The versatile cello covers sounds as high as those of a violin and as low as an electric bass guitar. Even so, some of the sounds Radiohead achieves in the studio are non-replicable with string and woodwind instruments. But the Portland Cello Project always comes up with creative approximations.
"We have really, really strong cellists who have the chops to play all the funny rhythms," Portland Cello Project's artistic director Doug Jenkins says.
Arranging the setlist for the ensemble's touring Radiohead tribute show was a subtle endeavor, he says. Reinterpreting the groundbreaking British rock band's songs was about using the right textures to convey different soundscapes, and recreating details without resorting to mimicry.
"'Let Down' was incredibly difficult to arrange. We probably rewrote it 10 different times and performed it a few dozen times before we felt like we had something that clicked," Jenkins says. "The soundscapes in that song are so unique and we don't make those sounds naturally, so you have to find a way to translate that and make it your own."
Honoring the signature yowl of Radiohead frontman Thom Yorke is up to singer and multi-instrumentalist Patti King of the Shins. Jenkins describes her as a "chameleon who can play or sing anything."
"She's able to do the Thom Yorke thing where it's possible, and where it's not possible, we just do it instrumentally," he says.
Having toured the show for about a year and half, Portland Cello Project has had plenty of time to work out the kinks for its upcoming Spokane performance. Over the past year or so, the group's backing band has solidified and the Radiohead show "has gelled so much," Jenkins says.
Jenkins is one of nine performing cellists in the ensemble. The group originally got together for a one-off show at Portland's Doug Fir Lounge in 2006, but slowly evolved into a touring group featuring a rotating cast of cellists and classically trained woodwind, brass and percussion players. Over the years, they've built a repertoire of more than 1,000 songs, including an array of pop hits.
One of Portland Cello Project's most-viewed videos on YouTube is a haunting rendition of Radiohead's "Karma Police." For years, Jenkins had purposefully avoided Radiohead because he didn't know how to approach songs which are, in his opinion, perfectly arranged to begin with.
"We were really careful about how we did this," Jenkins says. "We made sure we had the right people who were going to put in the work to nail the feel of these songs."

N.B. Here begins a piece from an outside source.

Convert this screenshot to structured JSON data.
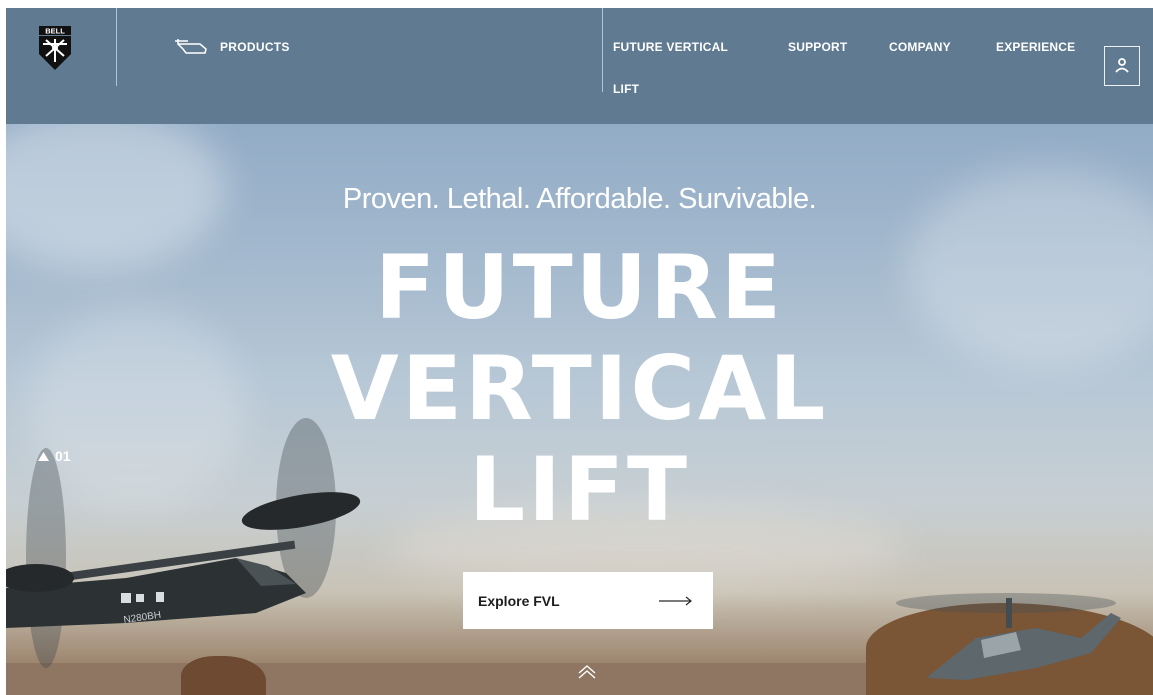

The supporting band includes trumpeter Farnell Newton and drummer Tyrone Hendrix, who's held down the beat for the likes of Prince and Stevie Wonder. Fun fact: Hendrix grew up playing church and gospel music, and had never listened to Radiohead prior to joining the ensemble.
"It was really fun, watching him learn the songs and get really into it," Jenkins says.
One of the group's guiding principles is to take the cello to strange new places — bars, nightclubs, dance parties, or really wherever strikes their fancy. In the same spirit, they embrace music that wouldn't traditionally be played on the cello. No artist is off-limits, not even Prince:
Having tackled Radiohead, Kanye West and Elliott Smith, the band's next tribute show is titled Purple Reign.
"One interesting byproduct of doing this show, especially with Tyrone on the rhythm section — I mean, we're hearing stories about Prince all the time — is that we've been inspired to do a Prince show," Jenkins says. "We'll be doing that next year, basically going for Prince and seeing what happens."
The creative process for rearranging Prince songs has been "100 percent different" from Radiohead, Jenkins says. The Portland Cello Project hasn't had much time to pull it together, either, trying to keep the current show sharp while rehearsing new material.
"You always want to make sure you do things right, so we've had nonstop rehearsal," Jenkins says. ♦
The Portland Cello Project • Sat, Nov. 23 at 8 pm • $32-$48 • All ages • Bing Crosby Theater • 901 W. Sprague • bingcrosbytheater.com • 227-7638